=== INPUT DATA ===
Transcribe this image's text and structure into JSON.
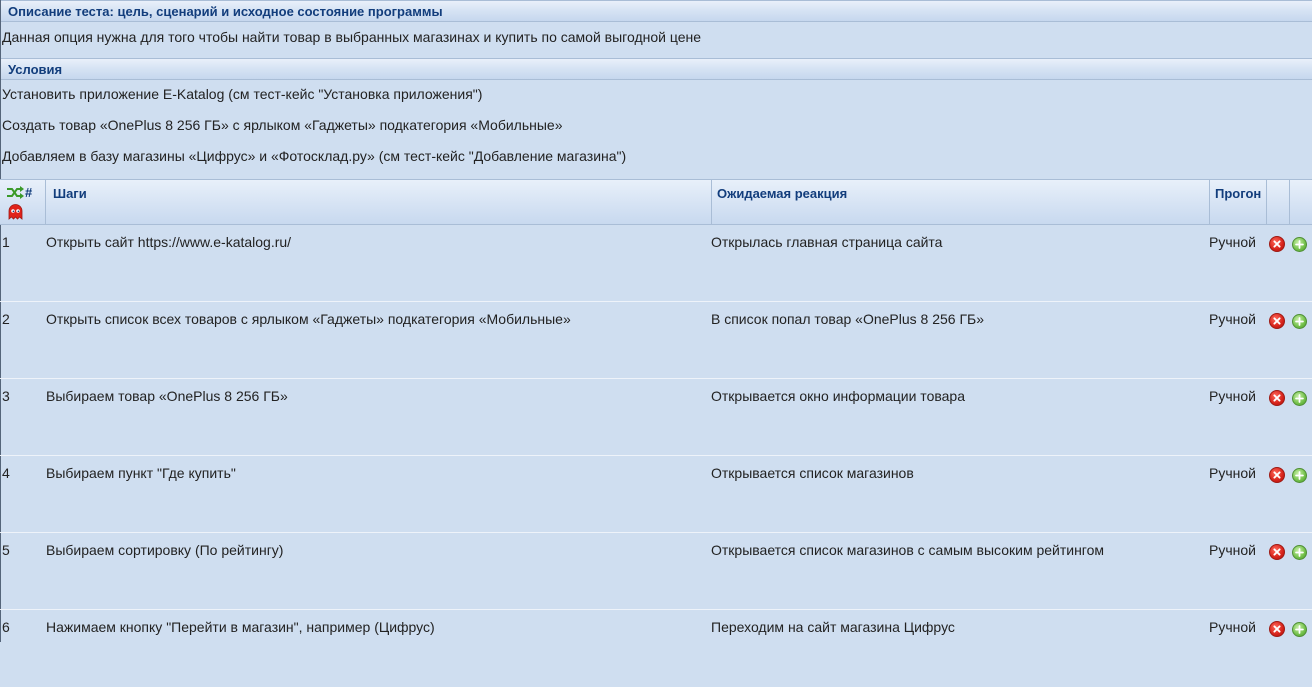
{
  "description": {
    "header": "Описание теста: цель, сценарий и исходное состояние программы",
    "text": "Данная опция нужна для того чтобы найти товар в выбранных магазинах и купить по самой выгодной цене"
  },
  "conditions": {
    "header": "Условия",
    "lines": [
      "Установить приложение E-Katalog (см тест-кейс \"Установка приложения\")",
      "Создать товар «OnePlus 8 256 ГБ» с ярлыком «Гаджеты» подкатегория «Мобильные»",
      "Добавляем в базу магазины «Цифрус» и «Фотосклад.ру» (см тест-кейс \"Добавление магазина\")"
    ]
  },
  "steps_table": {
    "headers": {
      "num": "#",
      "steps": "Шаги",
      "expected": "Ожидаемая реакция",
      "run": "Прогон"
    },
    "icons": {
      "shuffle": "shuffle-icon",
      "ghost": "ghost-icon",
      "delete": "delete-icon",
      "add": "add-icon"
    },
    "rows": [
      {
        "num": "1",
        "step": "Открыть сайт https://www.e-katalog.ru/",
        "expected": "Открылась главная страница сайта",
        "run": "Ручной"
      },
      {
        "num": "2",
        "step": "Открыть список всех товаров с ярлыком «Гаджеты» подкатегория «Мобильные»",
        "expected": "В список попал товар «OnePlus 8 256 ГБ»",
        "run": "Ручной"
      },
      {
        "num": "3",
        "step": "Выбираем товар «OnePlus 8 256 ГБ»",
        "expected": "Открывается окно информации товара",
        "run": "Ручной"
      },
      {
        "num": "4",
        "step": "Выбираем пункт \"Где купить\"",
        "expected": "Открывается список магазинов",
        "run": "Ручной"
      },
      {
        "num": "5",
        "step": "Выбираем сортировку (По рейтингу)",
        "expected": "Открывается список магазинов с самым высоким рейтингом",
        "run": "Ручной"
      },
      {
        "num": "6",
        "step": "Нажимаем кнопку \"Перейти в магазин\", например (Цифрус)",
        "expected": "Переходим на сайт магазина Цифрус",
        "run": "Ручной"
      }
    ]
  },
  "colors": {
    "background": "#cfdef0",
    "header_text": "#123d7c",
    "delete": "#d6221a",
    "add": "#72c04a"
  }
}
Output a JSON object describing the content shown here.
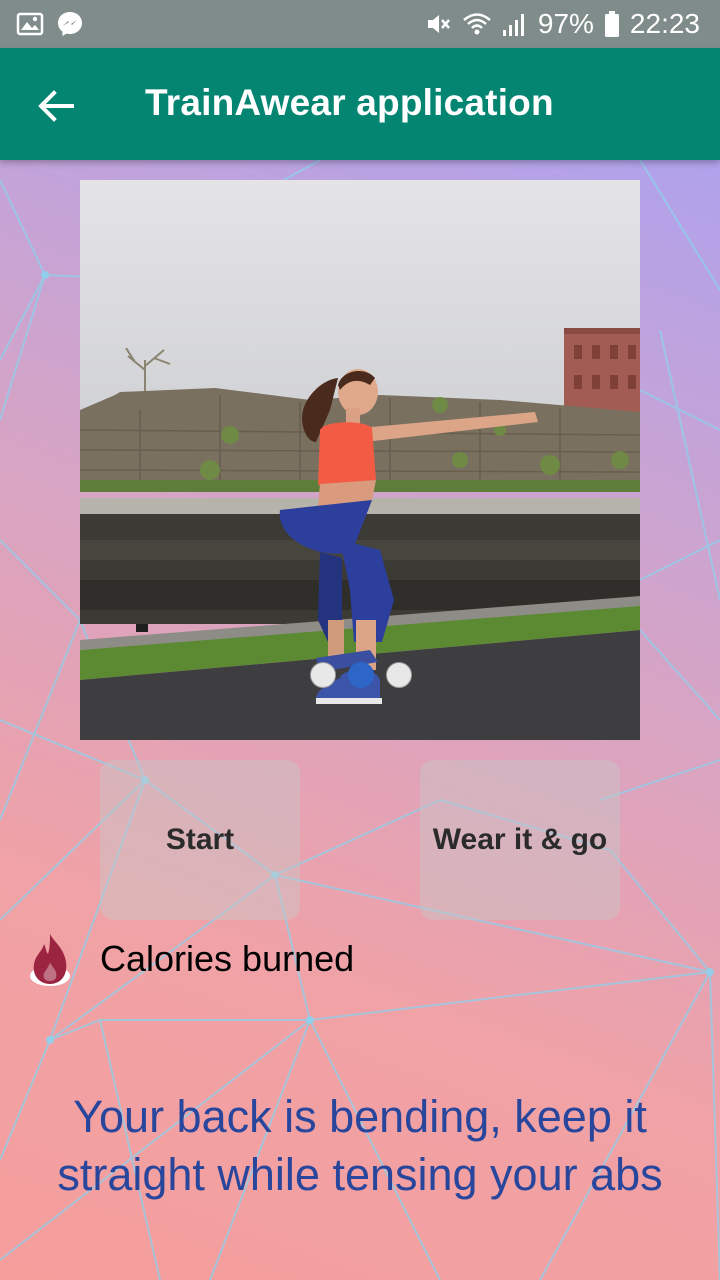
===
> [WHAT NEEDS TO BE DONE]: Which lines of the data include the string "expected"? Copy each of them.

> [RESPONSE AREA]:
      "expected": "Ожидаемая реакция",
        "expected": "Открылась главная страница сайта",
        "expected": "В список попал товар «OnePlus 8 256 ГБ»",
        "expected": "Открывается окно информации товара",
        "expected": "Открывается список магазинов",
        "expected": "Открывается список магазинов с самым высоким рейтингом",
        "expected": "Переходим на сайт магазина Цифрус",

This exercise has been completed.